*** DATA TO PROCESS ***

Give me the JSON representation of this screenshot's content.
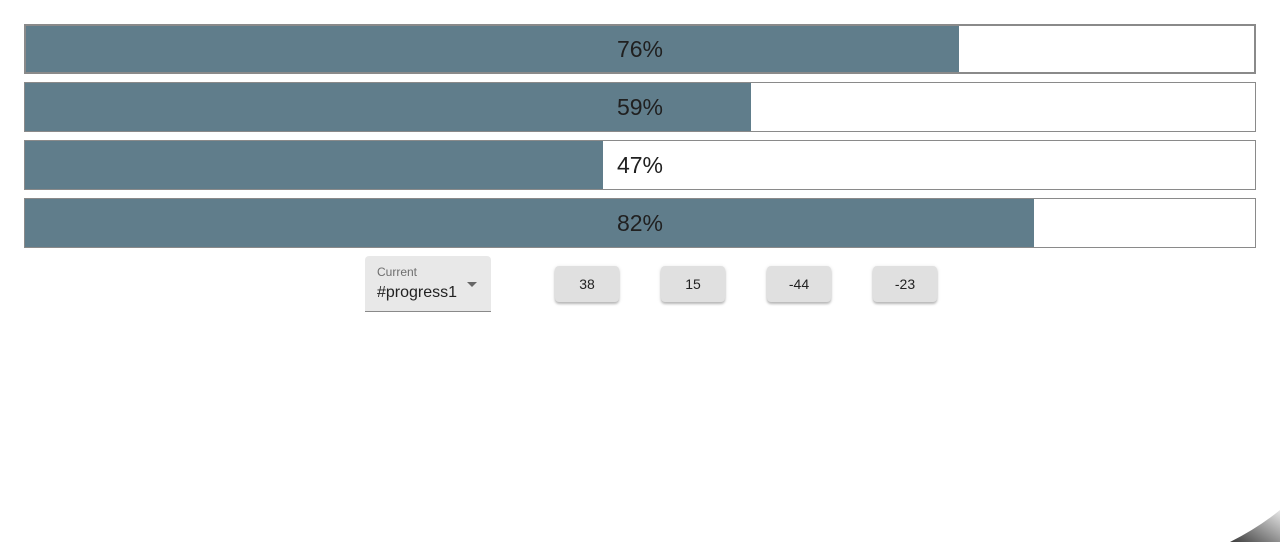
{
  "progress_bars": [
    {
      "id": "progress1",
      "value": 76,
      "label": "76%",
      "active": true
    },
    {
      "id": "progress2",
      "value": 59,
      "label": "59%",
      "active": false
    },
    {
      "id": "progress3",
      "value": 47,
      "label": "47%",
      "active": false
    },
    {
      "id": "progress4",
      "value": 82,
      "label": "82%",
      "active": false
    }
  ],
  "selector": {
    "caption": "Current",
    "selected": "#progress1",
    "arrow_icon": "chevron-down-icon"
  },
  "buttons": [
    {
      "label": "38"
    },
    {
      "label": "15"
    },
    {
      "label": "-44"
    },
    {
      "label": "-23"
    }
  ],
  "colors": {
    "fill": "#607d8b",
    "track": "#ffffff",
    "border": "#8a8a8a",
    "button_bg": "#e0e0e0",
    "select_bg": "#e8e8e8"
  }
}
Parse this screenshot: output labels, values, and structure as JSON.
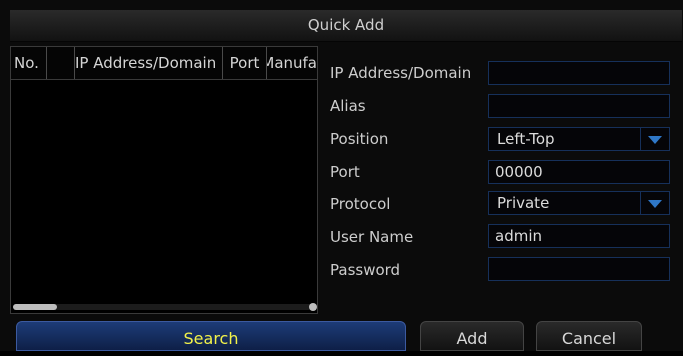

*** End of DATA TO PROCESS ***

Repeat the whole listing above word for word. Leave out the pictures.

◆ WRITTEN SOLUTION:
Give me the JSON representation of this screenshot's content.
{
  "progress_bars": [
    {
      "id": "progress1",
      "value": 76,
      "label": "76%",
      "active": true
    },
    {
      "id": "progress2",
      "value": 59,
      "label": "59%",
      "active": false
    },
    {
      "id": "progress3",
      "value": 47,
      "label": "47%",
      "active": false
    },
    {
      "id": "progress4",
      "value": 82,
      "label": "82%",
      "active": false
    }
  ],
  "selector": {
    "caption": "Current",
    "selected": "#progress1",
    "arrow_icon": "chevron-down-icon"
  },
  "buttons": [
    {
      "label": "38"
    },
    {
      "label": "15"
    },
    {
      "label": "-44"
    },
    {
      "label": "-23"
    }
  ],
  "colors": {
    "fill": "#607d8b",
    "track": "#ffffff",
    "border": "#8a8a8a",
    "button_bg": "#e0e0e0",
    "select_bg": "#e8e8e8"
  }
}
Parse this screenshot: output labels, values, and structure as JSON.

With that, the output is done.